DUBLIN (Reuters) - Ireland will need “significantly more clarity” from the British government on the future of the Northern Ireland border before it will allow Brexit talks to move onto the next phase, Foreign Minister Simon Coveney said on Thursday.
The EU has named the Northern Ireland border as one of three issues on which “sufficient progress” must be made in order to allow progress to talks on a future trade agreement with Britain after it leaves the bloc in 2019.
“We won’t have all of the answers by the middle of December, but we are looking for significantly more clarity than we currently have from the British negotiating team,” Coveney told parliament.
“Hopefully we will make progress that will allow us to move onto Phase 2 in the middle of December,” he said. “If it is not possible to do that, so be it.”
Coveney said that very good progress had been made on the maintenance of the common travel area which allows Irish and British citizens travel and work freely in each other’s countries.
But on efforts to maintain an open and frictionless border between the Republic of Ireland and Northern Ireland, he said Dublin would be looking for more than “constructive ambiguity.”
He said the “strong solidarity” between Ireland and fellow EU members had been reaffirmed in recent days.

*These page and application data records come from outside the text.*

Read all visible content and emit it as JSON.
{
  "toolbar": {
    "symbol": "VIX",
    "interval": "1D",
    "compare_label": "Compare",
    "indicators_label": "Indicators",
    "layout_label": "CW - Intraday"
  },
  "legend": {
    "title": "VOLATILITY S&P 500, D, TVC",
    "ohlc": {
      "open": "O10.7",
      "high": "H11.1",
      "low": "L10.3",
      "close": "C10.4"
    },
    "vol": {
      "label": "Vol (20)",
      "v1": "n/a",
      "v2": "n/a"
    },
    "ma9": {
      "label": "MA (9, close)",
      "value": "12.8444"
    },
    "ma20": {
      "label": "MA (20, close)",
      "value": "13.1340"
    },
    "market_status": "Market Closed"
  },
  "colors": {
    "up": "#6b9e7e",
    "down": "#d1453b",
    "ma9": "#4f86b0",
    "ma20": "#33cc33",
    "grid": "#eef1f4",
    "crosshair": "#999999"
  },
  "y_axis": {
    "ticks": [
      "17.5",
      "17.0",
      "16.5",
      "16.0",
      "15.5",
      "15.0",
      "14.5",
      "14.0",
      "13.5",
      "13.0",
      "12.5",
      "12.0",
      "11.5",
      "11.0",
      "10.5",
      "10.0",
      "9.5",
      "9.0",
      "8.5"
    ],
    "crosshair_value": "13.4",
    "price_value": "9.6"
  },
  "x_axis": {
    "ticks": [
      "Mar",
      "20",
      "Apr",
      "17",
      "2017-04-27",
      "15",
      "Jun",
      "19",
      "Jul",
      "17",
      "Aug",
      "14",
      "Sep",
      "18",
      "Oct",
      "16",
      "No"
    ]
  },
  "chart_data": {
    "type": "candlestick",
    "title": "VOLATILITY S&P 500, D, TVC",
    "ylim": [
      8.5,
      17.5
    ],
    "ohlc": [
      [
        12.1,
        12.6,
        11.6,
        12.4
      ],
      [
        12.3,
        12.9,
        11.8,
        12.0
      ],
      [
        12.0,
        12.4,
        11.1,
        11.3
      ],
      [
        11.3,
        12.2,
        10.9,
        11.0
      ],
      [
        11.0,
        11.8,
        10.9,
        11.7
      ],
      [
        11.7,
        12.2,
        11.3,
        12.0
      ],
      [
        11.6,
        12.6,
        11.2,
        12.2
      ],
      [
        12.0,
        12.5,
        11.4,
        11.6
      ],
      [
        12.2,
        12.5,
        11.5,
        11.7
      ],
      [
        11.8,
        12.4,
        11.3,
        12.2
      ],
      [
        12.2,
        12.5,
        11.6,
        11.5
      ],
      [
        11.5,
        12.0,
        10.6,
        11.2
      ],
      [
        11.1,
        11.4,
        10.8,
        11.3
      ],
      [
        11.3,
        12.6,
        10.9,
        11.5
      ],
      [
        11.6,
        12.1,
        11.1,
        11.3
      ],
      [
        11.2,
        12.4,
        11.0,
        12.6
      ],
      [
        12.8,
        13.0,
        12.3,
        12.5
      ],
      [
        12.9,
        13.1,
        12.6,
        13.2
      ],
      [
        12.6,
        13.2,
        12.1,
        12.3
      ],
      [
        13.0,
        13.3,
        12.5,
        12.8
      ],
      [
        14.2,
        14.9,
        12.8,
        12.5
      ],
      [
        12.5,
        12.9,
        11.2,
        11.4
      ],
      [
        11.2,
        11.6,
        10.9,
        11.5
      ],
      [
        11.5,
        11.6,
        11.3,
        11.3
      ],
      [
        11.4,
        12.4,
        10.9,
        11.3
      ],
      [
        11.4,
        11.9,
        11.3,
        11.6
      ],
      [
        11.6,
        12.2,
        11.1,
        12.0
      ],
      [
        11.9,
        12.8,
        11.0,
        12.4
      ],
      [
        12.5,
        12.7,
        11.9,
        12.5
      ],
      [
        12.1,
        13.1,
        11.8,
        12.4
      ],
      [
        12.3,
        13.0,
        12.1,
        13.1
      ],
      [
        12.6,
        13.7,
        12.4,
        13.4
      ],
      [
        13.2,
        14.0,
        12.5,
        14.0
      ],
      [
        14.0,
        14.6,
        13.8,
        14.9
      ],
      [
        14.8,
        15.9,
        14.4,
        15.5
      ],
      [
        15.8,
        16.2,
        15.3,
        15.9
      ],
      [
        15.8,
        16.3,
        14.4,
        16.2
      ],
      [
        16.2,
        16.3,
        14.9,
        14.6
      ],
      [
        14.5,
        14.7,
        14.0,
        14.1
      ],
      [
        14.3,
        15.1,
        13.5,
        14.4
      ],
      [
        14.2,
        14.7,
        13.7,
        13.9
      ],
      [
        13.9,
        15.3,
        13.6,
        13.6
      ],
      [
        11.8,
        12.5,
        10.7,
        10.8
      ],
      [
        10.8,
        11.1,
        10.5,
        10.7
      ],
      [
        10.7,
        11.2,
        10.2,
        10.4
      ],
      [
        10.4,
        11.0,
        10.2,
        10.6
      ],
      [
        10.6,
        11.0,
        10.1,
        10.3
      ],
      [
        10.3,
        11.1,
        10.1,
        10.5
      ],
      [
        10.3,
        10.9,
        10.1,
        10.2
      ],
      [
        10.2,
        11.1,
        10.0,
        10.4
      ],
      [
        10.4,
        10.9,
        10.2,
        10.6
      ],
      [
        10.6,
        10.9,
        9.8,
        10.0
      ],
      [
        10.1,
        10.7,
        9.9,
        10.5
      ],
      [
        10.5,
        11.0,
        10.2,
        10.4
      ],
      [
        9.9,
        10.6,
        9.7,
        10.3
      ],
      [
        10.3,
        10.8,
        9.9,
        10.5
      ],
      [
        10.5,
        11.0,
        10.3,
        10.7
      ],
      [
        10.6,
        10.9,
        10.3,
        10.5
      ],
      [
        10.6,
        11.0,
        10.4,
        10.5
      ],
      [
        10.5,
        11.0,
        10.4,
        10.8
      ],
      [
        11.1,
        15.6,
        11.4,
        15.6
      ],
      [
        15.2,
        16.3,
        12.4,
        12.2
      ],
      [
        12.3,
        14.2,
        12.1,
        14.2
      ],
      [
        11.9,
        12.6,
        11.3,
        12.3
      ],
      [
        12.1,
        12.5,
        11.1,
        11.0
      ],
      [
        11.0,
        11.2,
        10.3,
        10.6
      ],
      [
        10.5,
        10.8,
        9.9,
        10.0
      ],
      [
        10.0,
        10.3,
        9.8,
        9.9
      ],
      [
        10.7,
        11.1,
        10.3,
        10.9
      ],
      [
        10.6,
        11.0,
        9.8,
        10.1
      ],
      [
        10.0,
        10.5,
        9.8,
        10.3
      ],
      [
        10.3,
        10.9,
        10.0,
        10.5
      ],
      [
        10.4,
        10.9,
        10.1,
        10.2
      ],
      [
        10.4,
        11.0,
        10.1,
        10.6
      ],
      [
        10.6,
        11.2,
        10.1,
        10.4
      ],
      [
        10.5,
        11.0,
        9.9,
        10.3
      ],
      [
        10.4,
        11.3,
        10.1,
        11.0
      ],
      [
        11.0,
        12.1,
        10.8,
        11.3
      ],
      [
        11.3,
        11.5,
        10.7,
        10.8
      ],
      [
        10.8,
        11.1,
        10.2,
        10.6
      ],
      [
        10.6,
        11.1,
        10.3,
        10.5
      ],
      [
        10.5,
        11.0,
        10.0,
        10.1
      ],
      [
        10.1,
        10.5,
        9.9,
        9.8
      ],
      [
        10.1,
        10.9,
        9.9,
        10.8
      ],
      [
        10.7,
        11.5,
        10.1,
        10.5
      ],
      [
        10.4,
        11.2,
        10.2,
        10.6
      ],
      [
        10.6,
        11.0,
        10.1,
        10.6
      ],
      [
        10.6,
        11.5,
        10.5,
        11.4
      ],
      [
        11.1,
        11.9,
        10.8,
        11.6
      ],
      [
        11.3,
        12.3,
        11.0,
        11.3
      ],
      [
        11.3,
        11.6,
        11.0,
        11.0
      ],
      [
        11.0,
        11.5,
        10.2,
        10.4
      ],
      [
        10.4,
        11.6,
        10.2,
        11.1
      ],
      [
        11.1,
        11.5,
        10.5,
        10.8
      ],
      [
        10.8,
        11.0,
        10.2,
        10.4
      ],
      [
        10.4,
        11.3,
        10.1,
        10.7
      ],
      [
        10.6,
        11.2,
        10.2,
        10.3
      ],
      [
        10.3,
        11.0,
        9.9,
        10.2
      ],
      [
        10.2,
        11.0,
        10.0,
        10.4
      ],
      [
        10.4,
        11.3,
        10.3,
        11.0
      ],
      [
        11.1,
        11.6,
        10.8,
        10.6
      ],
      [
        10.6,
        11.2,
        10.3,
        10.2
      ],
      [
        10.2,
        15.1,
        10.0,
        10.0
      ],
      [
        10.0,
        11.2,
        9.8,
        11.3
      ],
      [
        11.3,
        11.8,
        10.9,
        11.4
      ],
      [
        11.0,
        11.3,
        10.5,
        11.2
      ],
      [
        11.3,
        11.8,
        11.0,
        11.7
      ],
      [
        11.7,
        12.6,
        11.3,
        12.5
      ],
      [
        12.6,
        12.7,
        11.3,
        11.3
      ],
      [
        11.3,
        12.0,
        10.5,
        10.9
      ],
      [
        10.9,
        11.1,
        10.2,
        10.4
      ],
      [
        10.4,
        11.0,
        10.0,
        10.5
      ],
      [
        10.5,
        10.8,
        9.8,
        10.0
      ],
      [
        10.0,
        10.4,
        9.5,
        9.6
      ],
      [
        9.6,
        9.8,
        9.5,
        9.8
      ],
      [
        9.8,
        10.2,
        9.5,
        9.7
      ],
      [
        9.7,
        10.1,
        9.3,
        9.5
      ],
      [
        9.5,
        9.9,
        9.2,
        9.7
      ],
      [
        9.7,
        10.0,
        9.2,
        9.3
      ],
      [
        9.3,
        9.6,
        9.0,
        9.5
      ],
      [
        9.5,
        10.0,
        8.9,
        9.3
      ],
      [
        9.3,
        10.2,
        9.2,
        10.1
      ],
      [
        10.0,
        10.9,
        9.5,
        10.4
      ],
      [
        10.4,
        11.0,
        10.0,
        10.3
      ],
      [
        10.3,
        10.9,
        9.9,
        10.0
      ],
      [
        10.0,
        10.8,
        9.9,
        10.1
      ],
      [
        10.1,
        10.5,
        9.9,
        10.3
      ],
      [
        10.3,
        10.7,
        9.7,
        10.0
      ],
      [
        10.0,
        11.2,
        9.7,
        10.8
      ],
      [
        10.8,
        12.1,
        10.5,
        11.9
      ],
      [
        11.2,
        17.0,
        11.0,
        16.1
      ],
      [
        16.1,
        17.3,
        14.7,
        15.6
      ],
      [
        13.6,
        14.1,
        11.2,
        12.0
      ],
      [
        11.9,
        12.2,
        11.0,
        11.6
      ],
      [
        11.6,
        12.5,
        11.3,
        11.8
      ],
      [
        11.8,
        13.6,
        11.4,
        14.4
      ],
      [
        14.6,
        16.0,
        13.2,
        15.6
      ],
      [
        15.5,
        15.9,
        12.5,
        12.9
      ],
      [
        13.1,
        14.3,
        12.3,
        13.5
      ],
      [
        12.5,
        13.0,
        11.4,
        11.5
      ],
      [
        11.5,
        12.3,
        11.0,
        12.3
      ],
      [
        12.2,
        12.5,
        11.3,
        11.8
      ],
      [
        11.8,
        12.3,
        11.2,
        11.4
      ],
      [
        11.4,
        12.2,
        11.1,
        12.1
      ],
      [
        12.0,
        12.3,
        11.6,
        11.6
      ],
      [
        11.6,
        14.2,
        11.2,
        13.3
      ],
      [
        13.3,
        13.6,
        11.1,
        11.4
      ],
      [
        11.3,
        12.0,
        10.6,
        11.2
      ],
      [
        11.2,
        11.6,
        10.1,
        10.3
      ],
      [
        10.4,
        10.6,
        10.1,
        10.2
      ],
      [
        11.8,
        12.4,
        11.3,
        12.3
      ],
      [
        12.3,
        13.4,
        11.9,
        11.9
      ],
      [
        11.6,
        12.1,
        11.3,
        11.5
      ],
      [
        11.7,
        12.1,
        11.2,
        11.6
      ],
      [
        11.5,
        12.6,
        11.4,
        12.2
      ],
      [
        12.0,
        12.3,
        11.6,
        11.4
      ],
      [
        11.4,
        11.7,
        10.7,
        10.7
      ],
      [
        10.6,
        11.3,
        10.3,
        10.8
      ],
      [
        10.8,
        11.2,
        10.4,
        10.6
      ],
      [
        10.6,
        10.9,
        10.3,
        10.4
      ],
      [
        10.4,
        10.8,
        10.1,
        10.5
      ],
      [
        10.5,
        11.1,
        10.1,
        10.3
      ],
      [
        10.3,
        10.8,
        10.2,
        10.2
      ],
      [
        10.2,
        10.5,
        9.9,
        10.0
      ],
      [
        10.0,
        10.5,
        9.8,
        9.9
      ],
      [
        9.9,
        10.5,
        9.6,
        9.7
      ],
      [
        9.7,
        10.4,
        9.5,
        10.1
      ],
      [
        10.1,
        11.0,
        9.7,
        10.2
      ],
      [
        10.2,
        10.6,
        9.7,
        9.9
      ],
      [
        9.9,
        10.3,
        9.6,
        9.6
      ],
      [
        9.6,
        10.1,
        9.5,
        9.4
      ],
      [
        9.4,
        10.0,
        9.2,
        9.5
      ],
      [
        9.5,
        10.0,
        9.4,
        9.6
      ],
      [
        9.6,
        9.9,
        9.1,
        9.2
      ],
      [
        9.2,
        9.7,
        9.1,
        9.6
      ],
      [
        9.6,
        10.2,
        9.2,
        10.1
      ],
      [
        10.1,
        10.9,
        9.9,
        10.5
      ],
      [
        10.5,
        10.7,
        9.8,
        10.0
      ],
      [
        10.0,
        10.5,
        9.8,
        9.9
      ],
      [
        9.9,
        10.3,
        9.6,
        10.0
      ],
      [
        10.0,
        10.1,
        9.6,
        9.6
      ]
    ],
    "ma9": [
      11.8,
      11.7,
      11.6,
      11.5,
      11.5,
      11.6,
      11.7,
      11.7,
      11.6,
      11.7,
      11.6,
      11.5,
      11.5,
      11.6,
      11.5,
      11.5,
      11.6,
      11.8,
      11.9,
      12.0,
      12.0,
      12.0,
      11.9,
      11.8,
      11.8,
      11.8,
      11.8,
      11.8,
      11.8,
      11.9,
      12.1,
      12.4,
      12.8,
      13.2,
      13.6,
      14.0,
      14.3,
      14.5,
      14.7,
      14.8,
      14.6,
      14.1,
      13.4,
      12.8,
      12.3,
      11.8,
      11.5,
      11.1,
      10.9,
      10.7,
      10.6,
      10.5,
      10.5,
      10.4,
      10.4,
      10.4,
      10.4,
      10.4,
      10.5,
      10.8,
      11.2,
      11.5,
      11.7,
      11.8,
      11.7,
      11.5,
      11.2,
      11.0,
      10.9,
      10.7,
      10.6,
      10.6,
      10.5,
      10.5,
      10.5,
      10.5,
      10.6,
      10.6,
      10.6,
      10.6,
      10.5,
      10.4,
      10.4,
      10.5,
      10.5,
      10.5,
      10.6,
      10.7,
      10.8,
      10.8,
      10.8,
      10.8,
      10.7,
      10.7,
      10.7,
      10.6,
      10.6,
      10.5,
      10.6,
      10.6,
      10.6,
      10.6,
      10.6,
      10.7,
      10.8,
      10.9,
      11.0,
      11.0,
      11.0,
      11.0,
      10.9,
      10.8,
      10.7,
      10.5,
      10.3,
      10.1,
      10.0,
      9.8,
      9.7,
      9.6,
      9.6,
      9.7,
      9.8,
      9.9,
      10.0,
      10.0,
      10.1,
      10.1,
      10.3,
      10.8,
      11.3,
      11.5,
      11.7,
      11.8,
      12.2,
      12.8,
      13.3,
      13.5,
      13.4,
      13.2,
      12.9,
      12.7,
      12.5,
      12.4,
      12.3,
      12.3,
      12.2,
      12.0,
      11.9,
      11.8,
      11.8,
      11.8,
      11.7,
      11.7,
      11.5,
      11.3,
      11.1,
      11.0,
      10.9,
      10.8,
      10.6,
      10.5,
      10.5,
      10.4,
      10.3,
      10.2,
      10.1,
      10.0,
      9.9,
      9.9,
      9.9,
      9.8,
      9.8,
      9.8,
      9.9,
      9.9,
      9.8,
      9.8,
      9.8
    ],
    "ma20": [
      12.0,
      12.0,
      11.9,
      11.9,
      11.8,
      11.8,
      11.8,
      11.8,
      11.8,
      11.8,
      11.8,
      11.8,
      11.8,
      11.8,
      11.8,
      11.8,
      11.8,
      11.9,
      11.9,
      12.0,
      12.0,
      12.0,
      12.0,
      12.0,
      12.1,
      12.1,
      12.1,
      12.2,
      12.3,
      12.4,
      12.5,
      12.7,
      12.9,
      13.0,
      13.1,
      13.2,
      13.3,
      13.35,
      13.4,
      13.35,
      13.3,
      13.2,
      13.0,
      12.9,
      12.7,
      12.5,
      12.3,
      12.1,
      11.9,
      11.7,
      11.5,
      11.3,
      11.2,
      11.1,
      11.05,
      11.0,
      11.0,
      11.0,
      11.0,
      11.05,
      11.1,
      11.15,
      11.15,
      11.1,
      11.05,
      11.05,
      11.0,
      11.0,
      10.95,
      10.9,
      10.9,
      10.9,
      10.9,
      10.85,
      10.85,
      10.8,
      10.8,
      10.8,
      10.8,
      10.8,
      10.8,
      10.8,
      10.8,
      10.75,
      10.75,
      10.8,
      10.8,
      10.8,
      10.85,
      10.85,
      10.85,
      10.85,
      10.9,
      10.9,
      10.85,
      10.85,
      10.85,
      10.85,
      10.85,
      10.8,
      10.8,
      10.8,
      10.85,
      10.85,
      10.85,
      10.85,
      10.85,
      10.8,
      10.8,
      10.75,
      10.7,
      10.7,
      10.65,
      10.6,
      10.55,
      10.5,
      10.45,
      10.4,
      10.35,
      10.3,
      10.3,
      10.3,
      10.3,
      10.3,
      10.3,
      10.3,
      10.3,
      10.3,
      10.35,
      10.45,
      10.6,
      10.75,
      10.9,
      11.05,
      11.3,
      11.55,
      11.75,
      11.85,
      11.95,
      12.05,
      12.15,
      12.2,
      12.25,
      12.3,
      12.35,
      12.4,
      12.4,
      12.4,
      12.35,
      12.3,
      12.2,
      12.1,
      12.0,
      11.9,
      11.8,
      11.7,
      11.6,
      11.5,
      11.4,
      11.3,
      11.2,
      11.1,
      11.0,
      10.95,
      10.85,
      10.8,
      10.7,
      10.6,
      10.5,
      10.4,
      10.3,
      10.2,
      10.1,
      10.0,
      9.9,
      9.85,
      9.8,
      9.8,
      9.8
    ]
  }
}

European Council President Donald Tusk will fly to Dublin on Friday afternoon to discuss the talks.
Reporting by Conor Humphries, Editing by William Maclean